References

Loring, P., Boucher, M.J. (2017, March 21). Climate change is more than a tech problem, so we need more than a tech solution. Retrieved from Eco-Business: http://www.eco-business.com/opinion/climate-change-is-more-than-a-tech-problem-so-we-need-more-than-a-tech-solution/

United Nations Environment (n.d.). Welcome to Gender and the Environment. Retrieved from United Nations Environment: http://web.unep.org/gender/

Share this post:
Facebook Twitter Tumblr

Social Media and Honesty: Expressing Yourself Anonymously

Nowadays, social media is a given.  Whether you tweet, update your Facebook status, or enjoy uploading images of a midday meal or two, the assumed default is that everyone is involved in at least one type of social media.  That assumption, combined with our own need to be ever-connected, continues to feed the development of new and intriguing takes on social media.  Case in point:  Sarahah.

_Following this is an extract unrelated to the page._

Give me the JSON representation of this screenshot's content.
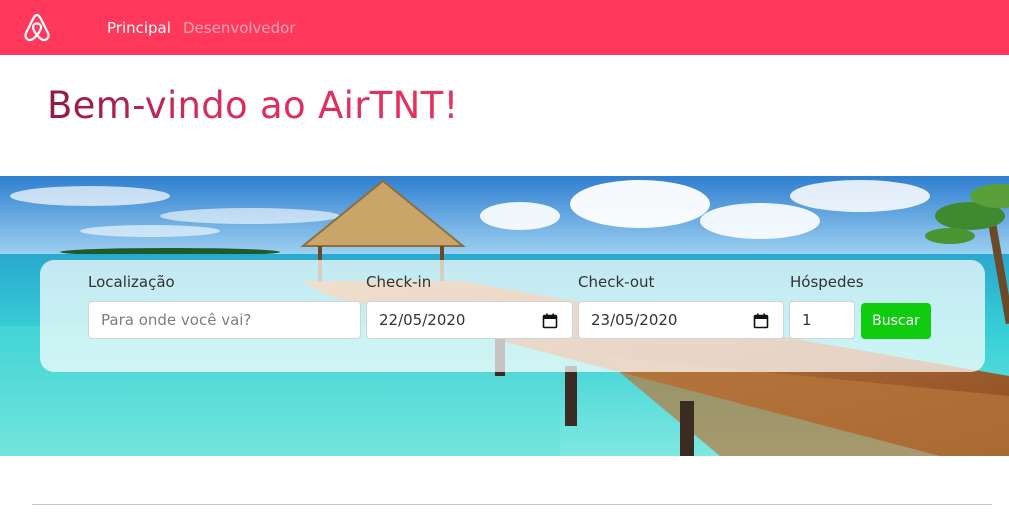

Created by Zain al-Abidin Tawfiq and named for the Arabic word for ‘honesty’, Sarahah enables users to send anyone in their social network—friends, family, coworkers—anonymous messages.  The goal, he says, was to enable people to give feedback to others without fear, as factors like age gaps or rank differences can make it difficult to have open, constructive discussions.  As such, the site explicitly avoids recording the identity of who sends what, so users can send and receive messages without worrying that their confessions will be linked back to them.

The site was originally made to help businesses, but quickly grew beyond such specific scope thanks to 270 million views and 20 million users.  Most popular in Egypt with nearly 2.5 million users, the site is also gaining ground in Tunisia, Saudi Arabia, as well as Syria and Kuwait.  This number will undoubtedly continue to grow as the service develops further—and with its FAQ page revealing a ‘reply to message’ function is in the works, clearly there are plans to do just that.

Although this specific social media service is a trending, up-and-coming new platform, this is not the first time its foundational idea of ‘anonymity’ has been a means of the, somewhat oxymoronic, privately public social media confession.

In January of 2005, for example, a project wherein unidentified people would send in decorated postcards with a personal, untold secret on it was created.  Over the course of two years, the project, and community around it, expanded to such an extent that the PostSecret webpage was launched.

Whisper, released in March 2012, is primarily a mobile app, although it does have its own website.  The app follows PostSecret precedent of secrets or confessions overlaid on pictures, with the difference of all the submissions being digital.

Finally, there’s Yik Yak—a smartphone app launched in 2013 with the goal of allowing people to create, view, reply to, and vote on anonymous posts…but only those created by other users within a 5-mile radius of one’s location.  As of late, however, the app has begun to shift away from complete and total anonymity by granting users the option to post under their specific profile name.

Whether it’s through snail mail like PostSecret or an online site like Sarahah, it’s obvious that people desire an anonymous means to connect and be heard—especially in those instances where the topic of conversation is sensitive or potentially uncomfortable.

References

Rashwan, N. (2017, February 27). ‘Ready for honesty?’ An anonymous message site takes off. Retrieved from BBC: http://www.bbc.com/news/blogs-trending-39067533

Wikimedia Foundation, Inc. (n.d.). PostSecret – Wikipedia. Retrieved from Wikipedia, The Free Encyclopedia: https://en.wikipedia.org/wiki/PostSecret

Wikimedia Foundation, Inc. (n.d.). Whisper (app) – Wikipedia. Retrieved from Wikipedia, The Free Encyclopedia: https://en.wikipedia.org/wiki/Whisper_%28app%29

Wikimedia Foundation, Inc. (n.d.). Yik Yak – Wikipedia. Retrieved from Wikipedia, The Free Encyclopedia: https://en.wikipedia.org/wiki/Yik_Yak

 

Erin Shores

Graduate Assistant | International and Area Studies Library

MSLIS Candidate | School of Information Sciences

University of Illinois at Urbana-Champaign

Share this post:
Facebook Twitter Tumblr